Meeting fellow instagram teachers and bloggers. I’ve gone for lunch/coffee and a chat. I really love meeting like minded people so IPT has been a great way to connect with teachers around Ireland.
Writing ‘The NQT Year‘ last summer – an ebook for newly qualified teachers in Ireland. It was a massive project which had fantastic feedback so I was really delighted with that.
Collaborating with Rahoo – Last year I met with Ciara from Rahoo and we discussed creating a course for teachers. I created a course on classroom management with Rahoo which will be available during the summer months to complete. This was something completely new for me and I thoroughly enjoyed creating the course.
Irish Primary Teacher Planner – Anyone who has followed me for a long time, knows how much I love stationery so creating a planner was like a dream come true for me. I worked with ABC School Supplies to create the IPT planner which was published this year. When it arrived last Saturday, I couldn’t believe my eyes! I absolutely love it and I’ve received lots of messages from teachers all around Ireland who have purchased it and they love it too.
Creating IPT Courses – IPT courses is a new part of Irish Primary Teacher which I started this year. My first course is on Job Applications and Interviews but I hope to create a lot more over the coming months.
What’s next for IPT?
I’ve a lot of plans and new ideas for Irish Primary Teacher so I’m hoping to put those in place over the coming weeks and months. Projects for IPT often take months before they are ready to be shared so I’ll also continue with blogposts, resources and question sessions.
As schools remain closed until September as a result of Covid19, I’ve started a series of ‘What’s working well for me’ posts where teachers can share their own experiences of what is working for them and their classes. Some of the posts are helpful for teachers and others support parents with home learning.

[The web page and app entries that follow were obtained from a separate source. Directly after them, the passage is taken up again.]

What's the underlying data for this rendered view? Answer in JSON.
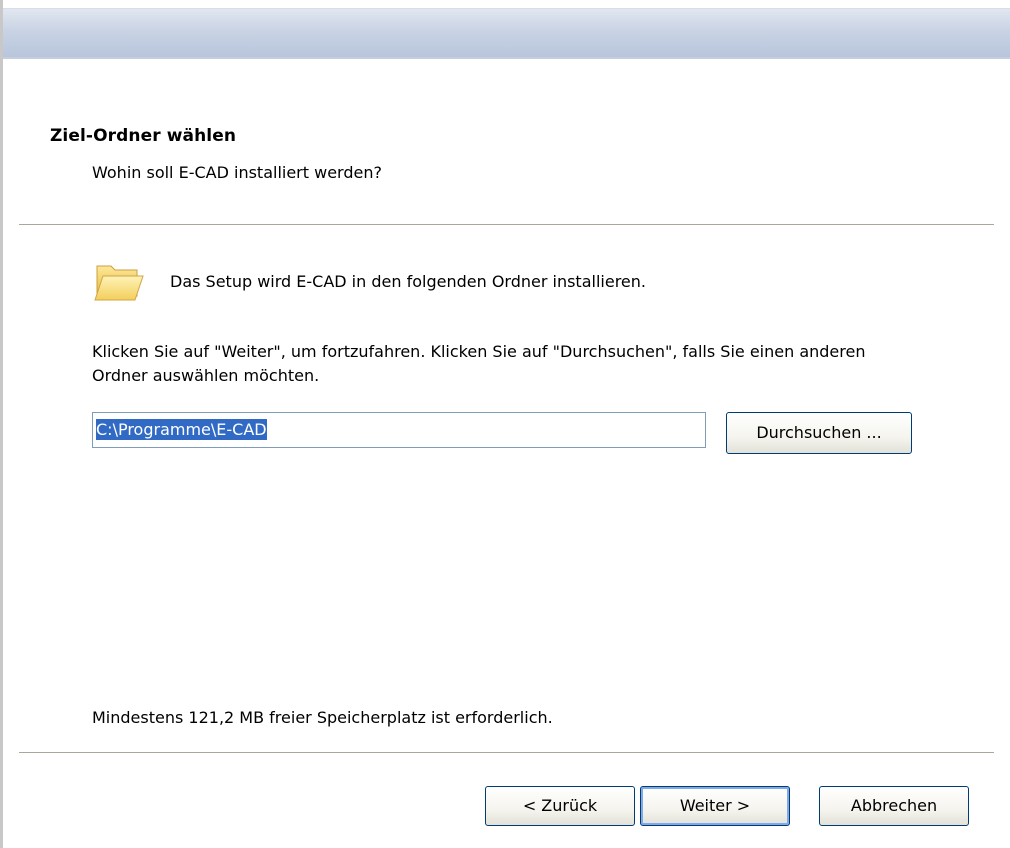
{
  "header": {
    "title": "Ziel-Ordner wählen",
    "subtitle": "Wohin soll E-CAD installiert werden?"
  },
  "main": {
    "folder_icon": "folder-icon",
    "info_text": "Das Setup wird E-CAD in den folgenden Ordner installieren.",
    "instructions": "Klicken Sie auf \"Weiter\", um fortzufahren. Klicken Sie auf \"Durchsuchen\", falls Sie einen anderen Ordner auswählen möchten.",
    "path_value": "C:\\Programme\\E-CAD",
    "browse_label": "Durchsuchen ...",
    "space_required": "Mindestens 121,2 MB freier Speicherplatz ist erforderlich."
  },
  "footer": {
    "back_label": "< Zurück",
    "next_label": "Weiter >",
    "cancel_label": "Abbrechen"
  },
  "colors": {
    "selection": "#316ac5",
    "button_border": "#003c74",
    "titlebar": "#c9d3e4"
  }
}
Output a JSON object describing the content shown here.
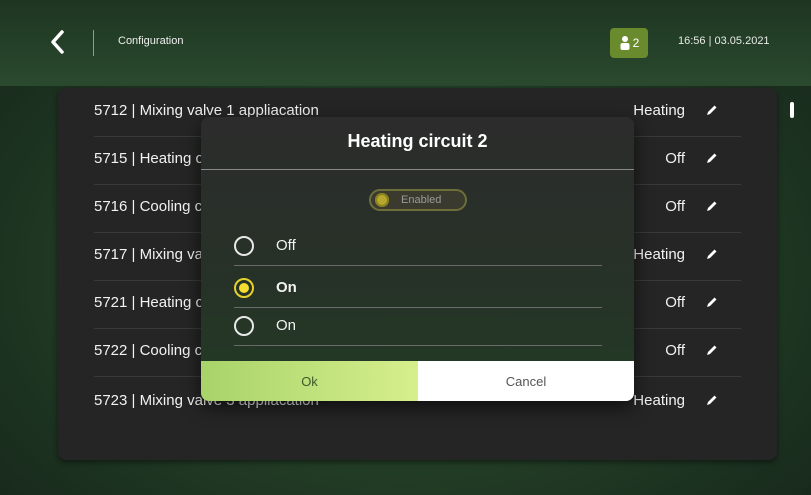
{
  "header": {
    "title": "Configuration",
    "user_count": "2",
    "datetime": "16:56 | 03.05.2021"
  },
  "list": {
    "rows": [
      {
        "label": "5712 | Mixing valve 1 appliacation",
        "value": "Heating"
      },
      {
        "label": "5715 | Heating circuit 2",
        "value": "Off"
      },
      {
        "label": "5716 | Cooling circuit 2",
        "value": "Off"
      },
      {
        "label": "5717 | Mixing valve 2 appliacation",
        "value": "Heating"
      },
      {
        "label": "5721 | Heating circuit 3",
        "value": "Off"
      },
      {
        "label": "5722 | Cooling circuit 3",
        "value": "Off"
      },
      {
        "label": "5723 | Mixing valve 3 appliacation",
        "value": "Heating"
      }
    ]
  },
  "dialog": {
    "title": "Heating circuit 2",
    "enabled_label": "Enabled",
    "options": [
      {
        "label": "Off",
        "selected": false
      },
      {
        "label": "On",
        "selected": true
      },
      {
        "label": "On",
        "selected": false
      }
    ],
    "ok_label": "Ok",
    "cancel_label": "Cancel"
  },
  "colors": {
    "accent_yellow": "#f2dd2e",
    "ok_button": "#c6e67e",
    "badge": "#6a8a2e"
  },
  "icons": [
    "back-arrow-icon",
    "user-icon",
    "edit-pencil-icon"
  ]
}
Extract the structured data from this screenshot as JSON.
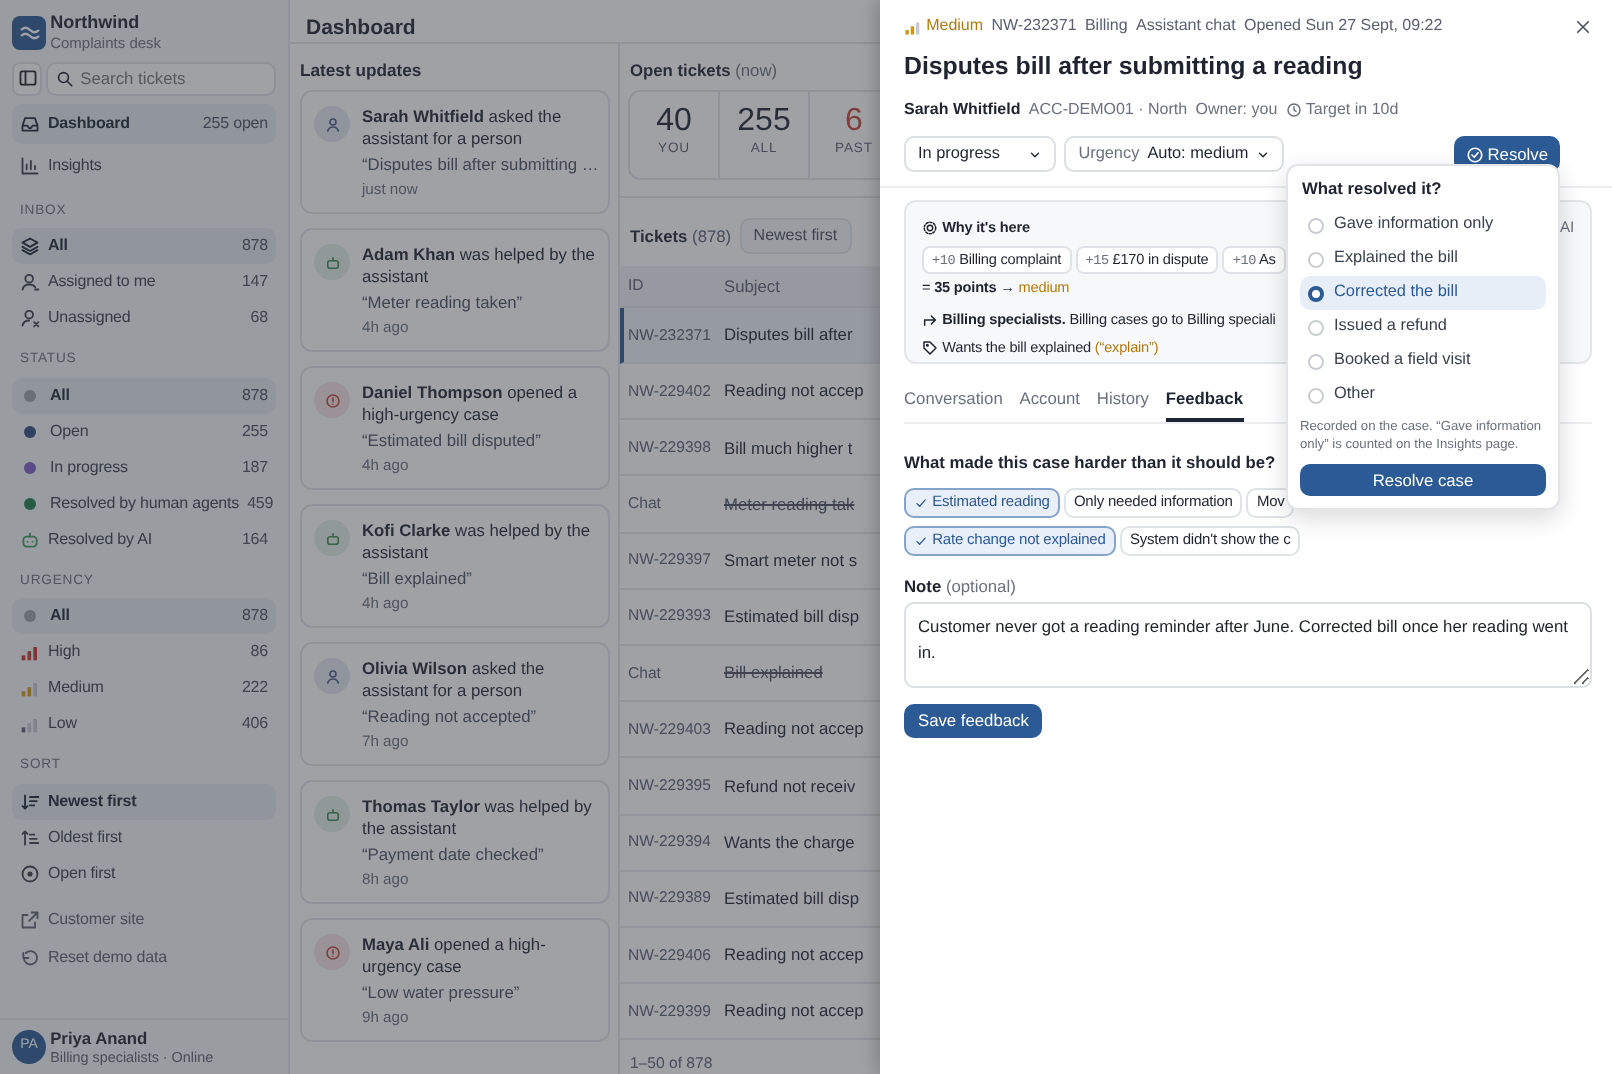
{
  "sidebar": {
    "brand": {
      "name": "Northwind",
      "subtitle": "Complaints desk"
    },
    "search": {
      "placeholder": "Search tickets"
    },
    "nav": [
      {
        "label": "Dashboard",
        "count": "255 open",
        "selected": true
      },
      {
        "label": "Insights",
        "selected": false
      }
    ],
    "sections": [
      {
        "heading": "INBOX",
        "items": [
          {
            "label": "All",
            "count": "878",
            "selected": true
          },
          {
            "label": "Assigned to me",
            "count": "147",
            "selected": false
          },
          {
            "label": "Unassigned",
            "count": "68",
            "selected": false
          }
        ]
      },
      {
        "heading": "STATUS",
        "items": [
          {
            "label": "All",
            "count": "878",
            "kind": "dot",
            "color": "#6a6f77",
            "selected": true
          },
          {
            "label": "Open",
            "count": "255",
            "kind": "dot",
            "color": "#304260",
            "selected": false
          },
          {
            "label": "In progress",
            "count": "187",
            "kind": "dot",
            "color": "#5a4b86",
            "selected": false
          },
          {
            "label": "Resolved by human agents",
            "count": "459",
            "kind": "dot",
            "color": "#285b43",
            "selected": false
          },
          {
            "label": "Resolved by AI",
            "count": "164",
            "kind": "bot",
            "color": "#3a6c4f",
            "selected": false
          }
        ]
      },
      {
        "heading": "URGENCY",
        "items": [
          {
            "label": "All",
            "count": "878",
            "kind": "dot",
            "color": "#6a6f77",
            "selected": true
          },
          {
            "label": "High",
            "count": "86",
            "kind": "high",
            "selected": false
          },
          {
            "label": "Medium",
            "count": "222",
            "kind": "medium",
            "selected": false
          },
          {
            "label": "Low",
            "count": "406",
            "kind": "low",
            "selected": false
          }
        ]
      },
      {
        "heading": "SORT",
        "items": [
          {
            "label": "Newest first",
            "selected": true
          },
          {
            "label": "Oldest first",
            "selected": false
          },
          {
            "label": "Open first",
            "selected": false
          }
        ]
      }
    ],
    "links": [
      {
        "label": "Customer site"
      },
      {
        "label": "Reset demo data"
      }
    ],
    "user": {
      "initials": "PA",
      "name": "Priya Anand",
      "subtitle": "Billing specialists · Online"
    }
  },
  "page_title": "Dashboard",
  "feed": {
    "title": "Latest updates",
    "items": [
      {
        "kind": "person",
        "name": "Sarah Whitfield",
        "action": "asked the assistant for a person",
        "quote": "“Disputes bill after submitting …",
        "time": "just now"
      },
      {
        "kind": "assistant",
        "name": "Adam Khan",
        "action": "was helped by the assistant",
        "quote": "“Meter reading taken”",
        "time": "4h ago"
      },
      {
        "kind": "urgent",
        "name": "Daniel Thompson",
        "action": "opened a high-urgency case",
        "quote": "“Estimated bill disputed”",
        "time": "4h ago"
      },
      {
        "kind": "assistant",
        "name": "Kofi Clarke",
        "action": "was helped by the assistant",
        "quote": "“Bill explained”",
        "time": "4h ago"
      },
      {
        "kind": "person",
        "name": "Olivia Wilson",
        "action": "asked the assistant for a person",
        "quote": "“Reading not accepted”",
        "time": "7h ago"
      },
      {
        "kind": "assistant",
        "name": "Thomas Taylor",
        "action": "was helped by the assistant",
        "quote": "“Payment date checked”",
        "time": "8h ago"
      },
      {
        "kind": "urgent",
        "name": "Maya Ali",
        "action": "opened a high-urgency case",
        "quote": "“Low water pressure”",
        "time": "9h ago"
      }
    ]
  },
  "open_tickets": {
    "title": "Open tickets",
    "suffix": "(now)",
    "stats": [
      {
        "value": "40",
        "label": "YOU",
        "kind": "normal"
      },
      {
        "value": "255",
        "label": "ALL",
        "kind": "normal"
      },
      {
        "value": "6",
        "label": "PAST",
        "kind": "alert"
      }
    ]
  },
  "tickets": {
    "title": "Tickets",
    "count": "(878)",
    "sort": "Newest first",
    "columns": [
      "ID",
      "Subject"
    ],
    "rows": [
      {
        "id": "NW-232371",
        "subject": "Disputes bill after",
        "kind": "ticket",
        "selected": true
      },
      {
        "id": "NW-229402",
        "subject": "Reading not accep",
        "kind": "ticket",
        "selected": false
      },
      {
        "id": "NW-229398",
        "subject": "Bill much higher t",
        "kind": "ticket",
        "selected": false
      },
      {
        "id": "Chat",
        "subject": "Meter reading tak",
        "kind": "chat",
        "selected": false
      },
      {
        "id": "NW-229397",
        "subject": "Smart meter not s",
        "kind": "ticket",
        "selected": false
      },
      {
        "id": "NW-229393",
        "subject": "Estimated bill disp",
        "kind": "ticket",
        "selected": false
      },
      {
        "id": "Chat",
        "subject": "Bill explained",
        "kind": "chat",
        "selected": false
      },
      {
        "id": "NW-229403",
        "subject": "Reading not accep",
        "kind": "ticket",
        "selected": false
      },
      {
        "id": "NW-229395",
        "subject": "Refund not receiv",
        "kind": "ticket",
        "selected": false
      },
      {
        "id": "NW-229394",
        "subject": "Wants the charge",
        "kind": "ticket",
        "selected": false
      },
      {
        "id": "NW-229389",
        "subject": "Estimated bill disp",
        "kind": "ticket",
        "selected": false
      },
      {
        "id": "NW-229406",
        "subject": "Reading not accep",
        "kind": "ticket",
        "selected": false
      },
      {
        "id": "NW-229399",
        "subject": "Reading not accep",
        "kind": "ticket",
        "selected": false
      }
    ],
    "footer": "1–50 of 878"
  },
  "drawer": {
    "urgency": "Medium",
    "meta": [
      "NW-232371",
      "Billing",
      "Assistant chat",
      "Opened Sun 27 Sept, 09:22"
    ],
    "title": "Disputes bill after submitting a reading",
    "customer": "Sarah Whitfield",
    "account": "ACC-DEMO01 · North",
    "owner": "Owner: you",
    "target": "Target in 10d",
    "status_select": "In progress",
    "urgency_select": {
      "label": "Urgency",
      "value": "Auto: medium"
    },
    "resolve_button": "Resolve",
    "why": {
      "title": "Why it's here",
      "badge": "AI",
      "chips": [
        {
          "points": "+10",
          "label": "Billing complaint"
        },
        {
          "points": "+15",
          "label": "£170 in dispute"
        },
        {
          "points": "+10",
          "label": "As"
        }
      ],
      "total": "= **35 points** →",
      "total_level": "medium",
      "routing": "**Billing specialists.** Billing cases go to Billing speciali",
      "intent": "Wants the bill explained",
      "intent_code": "(“explain”)"
    },
    "tabs": [
      {
        "label": "Conversation",
        "selected": false
      },
      {
        "label": "Account",
        "selected": false
      },
      {
        "label": "History",
        "selected": false
      },
      {
        "label": "Feedback",
        "selected": true
      }
    ],
    "feedback": {
      "question": "What made this case harder than it should be?",
      "rows": [
        [
          {
            "label": "Estimated reading",
            "selected": true
          },
          {
            "label": "Only needed information",
            "selected": false
          },
          {
            "label": "Mov",
            "selected": false
          }
        ],
        [
          {
            "label": "Rate change not explained",
            "selected": true
          },
          {
            "label": "System didn't show the c",
            "selected": false
          }
        ]
      ],
      "note_label": "Note",
      "note_hint": "(optional)",
      "note_value": "Customer never got a reading reminder after June. Corrected bill once her reading went in.",
      "save": "Save feedback"
    },
    "resolve_popover": {
      "title": "What resolved it?",
      "options": [
        {
          "label": "Gave information only",
          "selected": false
        },
        {
          "label": "Explained the bill",
          "selected": false
        },
        {
          "label": "Corrected the bill",
          "selected": true
        },
        {
          "label": "Issued a refund",
          "selected": false
        },
        {
          "label": "Booked a field visit",
          "selected": false
        },
        {
          "label": "Other",
          "selected": false
        }
      ],
      "note": "Recorded on the case. “Gave information only” is counted on the Insights page.",
      "button": "Resolve case"
    }
  }
}
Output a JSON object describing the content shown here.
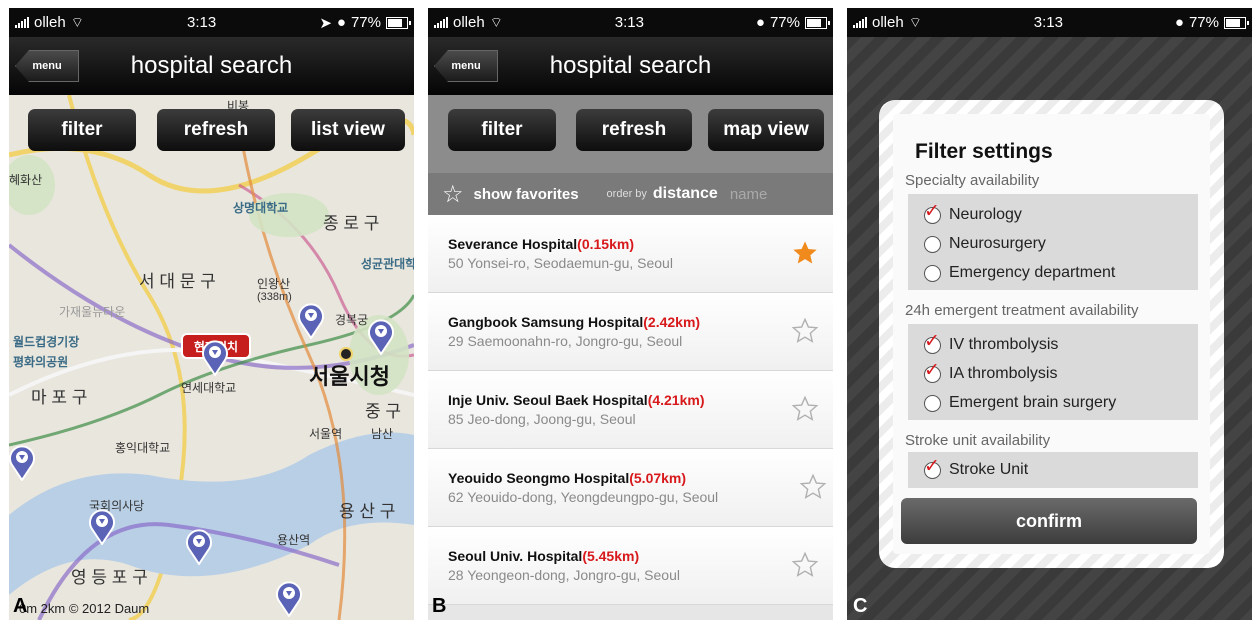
{
  "screens": {
    "a": {
      "status": {
        "carrier": "olleh",
        "time": "3:13",
        "battery": "77%"
      },
      "nav": {
        "menu_label": "menu",
        "title": "hospital search"
      },
      "toolbar": {
        "filter": "filter",
        "refresh": "refresh",
        "toggle": "list view"
      },
      "map": {
        "labels": [
          "비봉",
          "상명대학교",
          "종 로 구",
          "서 대 문 구",
          "인왕산",
          "(338m)",
          "성균관대학",
          "가재울뉴타운",
          "경복궁",
          "월드컵경기장",
          "평화의공원",
          "서울시청",
          "마 포 구",
          "연세대학교",
          "중 구",
          "서울역",
          "남산",
          "홍익대학교",
          "국회의사당",
          "용 산 구",
          "용산역",
          "영 등 포 구",
          "혜화산"
        ],
        "callout": "현재위치"
      },
      "copyright": "0m   2km      © 2012 Daum",
      "panel_letter": "A"
    },
    "b": {
      "status": {
        "carrier": "olleh",
        "time": "3:13",
        "battery": "77%"
      },
      "nav": {
        "menu_label": "menu",
        "title": "hospital search"
      },
      "toolbar": {
        "filter": "filter",
        "refresh": "refresh",
        "toggle": "map view"
      },
      "favorites": {
        "label": "show favorites",
        "order_by": "order by",
        "sort_distance": "distance",
        "sort_name": "name"
      },
      "hospitals": [
        {
          "name": "Severance Hospital",
          "distance": "(0.15km)",
          "address": "50 Yonsei-ro, Seodaemun-gu, Seoul",
          "favorite": true
        },
        {
          "name": "Gangbook Samsung Hospital",
          "distance": "(2.42km)",
          "address": "29 Saemoonahn-ro, Jongro-gu, Seoul",
          "favorite": false
        },
        {
          "name": "Inje Univ. Seoul Baek Hospital",
          "distance": "(4.21km)",
          "address": "85 Jeo-dong, Joong-gu, Seoul",
          "favorite": false
        },
        {
          "name": "Yeouido Seongmo Hospital",
          "distance": "(5.07km)",
          "address": "62 Yeouido-dong, Yeongdeungpo-gu, Seoul",
          "favorite": false
        },
        {
          "name": "Seoul Univ. Hospital",
          "distance": "(5.45km)",
          "address": "28 Yeongeon-dong, Jongro-gu, Seoul",
          "favorite": false
        }
      ],
      "panel_letter": "B"
    },
    "c": {
      "status": {
        "carrier": "olleh",
        "time": "3:13",
        "battery": "77%"
      },
      "title": "Filter settings",
      "sections": [
        {
          "label": "Specialty availability",
          "options": [
            {
              "label": "Neurology",
              "checked": true
            },
            {
              "label": "Neurosurgery",
              "checked": false
            },
            {
              "label": "Emergency department",
              "checked": false
            }
          ]
        },
        {
          "label": "24h emergent treatment availability",
          "options": [
            {
              "label": "IV thrombolysis",
              "checked": true
            },
            {
              "label": "IA thrombolysis",
              "checked": true
            },
            {
              "label": "Emergent brain surgery",
              "checked": false
            }
          ]
        },
        {
          "label": "Stroke unit availability",
          "options": [
            {
              "label": "Stroke Unit",
              "checked": true
            }
          ]
        }
      ],
      "confirm": "confirm",
      "panel_letter": "C"
    }
  },
  "colors": {
    "distance_red": "#d8191c",
    "favorite_orange": "#f08a1c",
    "pin_blue": "#5a63b5",
    "route_purple": "#8a6cc9"
  }
}
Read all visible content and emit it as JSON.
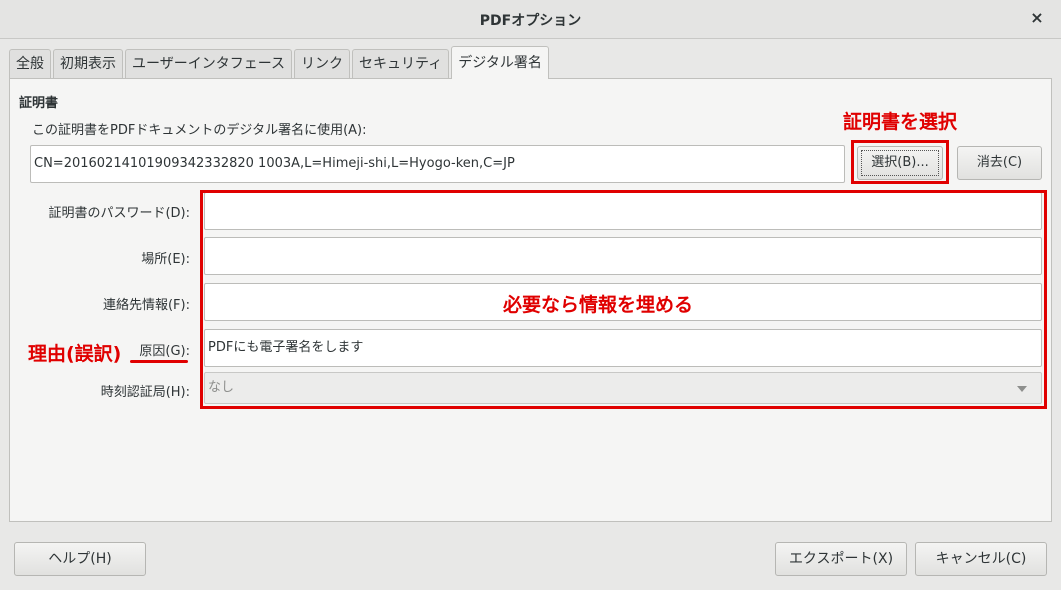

I’d like to take this opportunity to say a massive thank you to every single person who follows IPT and supports IPT through reading the blog and engagement on social media as well as buying my resources, planner and courses. It really means the world to me and I can’t thank you all enough. I’ll continue weekly question sessions, regular posts and blogposts and will share everything that works for me in my classroom (currently an online classroom). Please don’t hesitate to get in touch if you have a question or need help with something.